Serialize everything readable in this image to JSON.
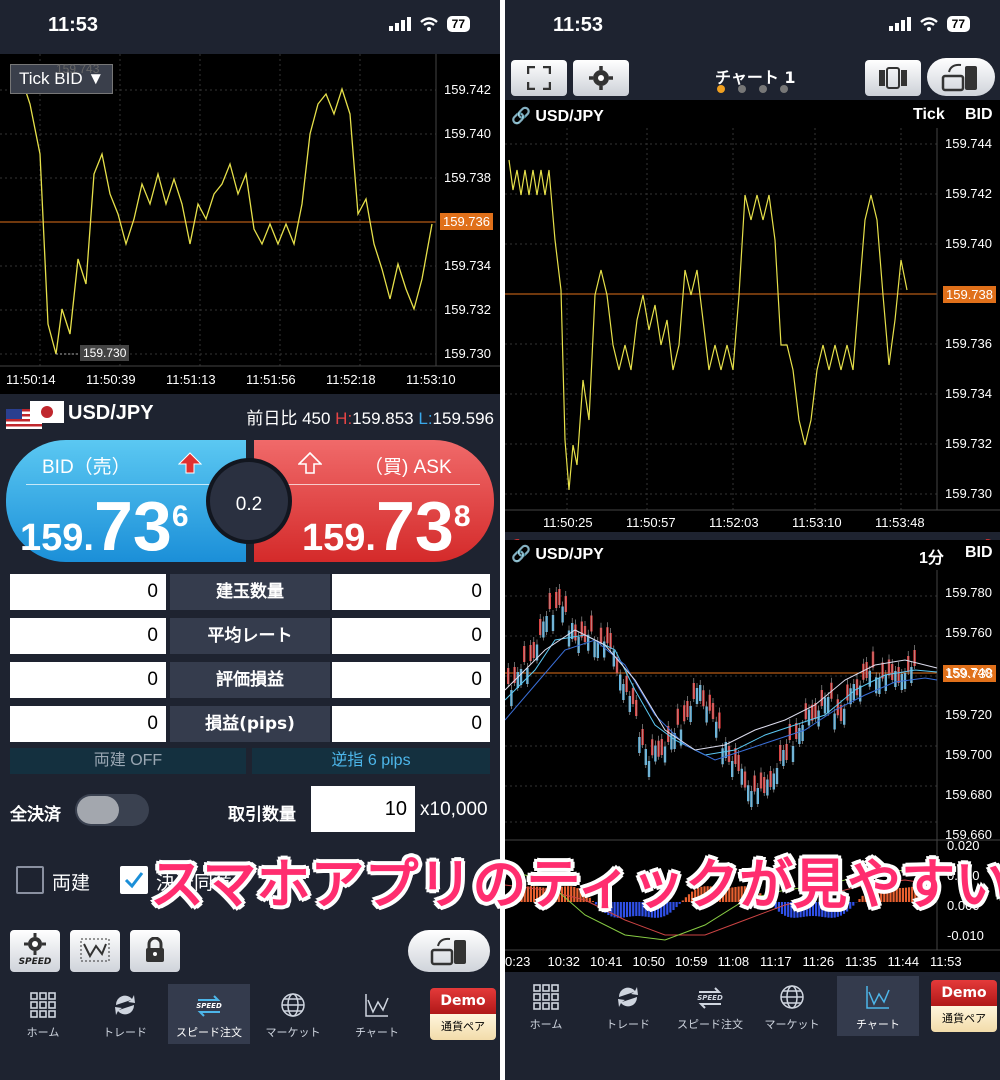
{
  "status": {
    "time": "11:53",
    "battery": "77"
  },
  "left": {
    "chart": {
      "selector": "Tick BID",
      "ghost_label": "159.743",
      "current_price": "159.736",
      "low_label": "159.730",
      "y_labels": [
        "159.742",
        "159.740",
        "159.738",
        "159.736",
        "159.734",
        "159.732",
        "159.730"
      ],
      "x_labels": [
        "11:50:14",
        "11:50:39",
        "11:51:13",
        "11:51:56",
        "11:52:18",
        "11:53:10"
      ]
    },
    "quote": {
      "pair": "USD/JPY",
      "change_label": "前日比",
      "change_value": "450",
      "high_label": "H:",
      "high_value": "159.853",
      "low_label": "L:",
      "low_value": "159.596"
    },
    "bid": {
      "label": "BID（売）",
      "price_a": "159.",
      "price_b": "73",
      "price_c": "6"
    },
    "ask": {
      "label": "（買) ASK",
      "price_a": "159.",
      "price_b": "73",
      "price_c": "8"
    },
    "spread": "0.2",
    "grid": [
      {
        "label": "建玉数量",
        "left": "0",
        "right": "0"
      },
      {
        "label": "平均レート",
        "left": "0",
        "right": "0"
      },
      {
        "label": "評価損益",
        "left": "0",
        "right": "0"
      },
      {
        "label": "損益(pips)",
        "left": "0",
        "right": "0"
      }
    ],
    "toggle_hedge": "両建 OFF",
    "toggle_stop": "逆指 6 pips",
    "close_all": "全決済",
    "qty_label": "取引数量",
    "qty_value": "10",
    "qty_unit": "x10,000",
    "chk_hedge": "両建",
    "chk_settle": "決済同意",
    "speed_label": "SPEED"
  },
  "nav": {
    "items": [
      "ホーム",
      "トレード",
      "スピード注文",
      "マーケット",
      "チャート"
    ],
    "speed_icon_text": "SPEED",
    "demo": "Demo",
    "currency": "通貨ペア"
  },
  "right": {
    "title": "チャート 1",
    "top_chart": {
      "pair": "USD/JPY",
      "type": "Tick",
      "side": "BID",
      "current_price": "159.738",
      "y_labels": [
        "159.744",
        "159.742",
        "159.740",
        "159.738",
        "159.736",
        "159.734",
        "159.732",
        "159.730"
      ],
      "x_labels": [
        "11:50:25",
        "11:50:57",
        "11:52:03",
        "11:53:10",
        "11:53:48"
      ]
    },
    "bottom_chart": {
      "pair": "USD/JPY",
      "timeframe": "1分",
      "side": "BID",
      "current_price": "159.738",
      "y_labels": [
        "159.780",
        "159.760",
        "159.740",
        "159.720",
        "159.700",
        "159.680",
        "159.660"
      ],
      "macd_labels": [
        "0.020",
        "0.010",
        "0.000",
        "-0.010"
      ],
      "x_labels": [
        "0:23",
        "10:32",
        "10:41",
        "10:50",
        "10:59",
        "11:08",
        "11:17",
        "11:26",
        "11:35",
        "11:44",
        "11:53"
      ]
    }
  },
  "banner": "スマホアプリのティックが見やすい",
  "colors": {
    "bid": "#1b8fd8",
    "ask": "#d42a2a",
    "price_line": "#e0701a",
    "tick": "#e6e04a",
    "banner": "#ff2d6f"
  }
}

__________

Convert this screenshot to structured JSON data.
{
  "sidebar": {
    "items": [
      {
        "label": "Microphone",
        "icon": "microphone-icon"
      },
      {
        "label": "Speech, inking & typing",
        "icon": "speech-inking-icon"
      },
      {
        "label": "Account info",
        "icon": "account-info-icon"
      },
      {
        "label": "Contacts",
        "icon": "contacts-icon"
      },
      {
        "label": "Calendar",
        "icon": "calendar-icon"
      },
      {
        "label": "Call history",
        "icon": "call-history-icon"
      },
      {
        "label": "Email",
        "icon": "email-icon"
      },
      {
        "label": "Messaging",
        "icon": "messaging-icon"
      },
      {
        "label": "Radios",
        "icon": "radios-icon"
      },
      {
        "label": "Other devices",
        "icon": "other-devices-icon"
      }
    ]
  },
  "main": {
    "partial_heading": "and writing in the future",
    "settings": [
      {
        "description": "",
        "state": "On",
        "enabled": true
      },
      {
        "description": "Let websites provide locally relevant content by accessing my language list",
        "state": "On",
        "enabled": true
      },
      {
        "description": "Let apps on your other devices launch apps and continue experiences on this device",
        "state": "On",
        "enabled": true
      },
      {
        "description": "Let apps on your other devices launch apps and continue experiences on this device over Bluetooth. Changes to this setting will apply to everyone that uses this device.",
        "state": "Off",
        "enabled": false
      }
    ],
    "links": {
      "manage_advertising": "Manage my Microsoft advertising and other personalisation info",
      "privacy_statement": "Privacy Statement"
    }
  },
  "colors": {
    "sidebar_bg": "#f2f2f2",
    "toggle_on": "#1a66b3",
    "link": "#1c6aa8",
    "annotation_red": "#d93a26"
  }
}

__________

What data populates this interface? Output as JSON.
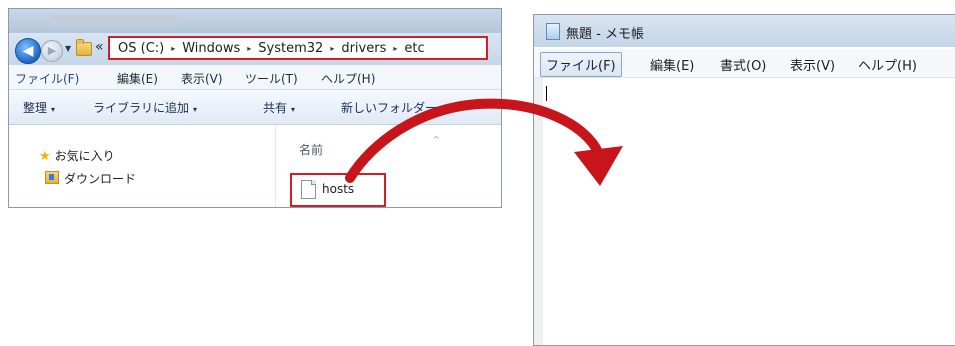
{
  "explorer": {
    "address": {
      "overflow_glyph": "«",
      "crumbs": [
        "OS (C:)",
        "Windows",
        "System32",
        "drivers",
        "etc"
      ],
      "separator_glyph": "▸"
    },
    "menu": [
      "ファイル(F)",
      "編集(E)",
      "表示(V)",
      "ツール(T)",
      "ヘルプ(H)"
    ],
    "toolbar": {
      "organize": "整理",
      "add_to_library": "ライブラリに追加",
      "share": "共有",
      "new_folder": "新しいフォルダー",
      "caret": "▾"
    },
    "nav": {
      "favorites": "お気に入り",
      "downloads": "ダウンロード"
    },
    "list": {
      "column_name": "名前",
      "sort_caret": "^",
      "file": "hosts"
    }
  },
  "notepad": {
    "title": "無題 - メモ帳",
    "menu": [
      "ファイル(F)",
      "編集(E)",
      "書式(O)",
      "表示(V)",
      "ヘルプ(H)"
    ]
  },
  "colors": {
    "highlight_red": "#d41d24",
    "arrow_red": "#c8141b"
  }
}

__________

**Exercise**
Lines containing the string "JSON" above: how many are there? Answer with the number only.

**Finished exercise**
3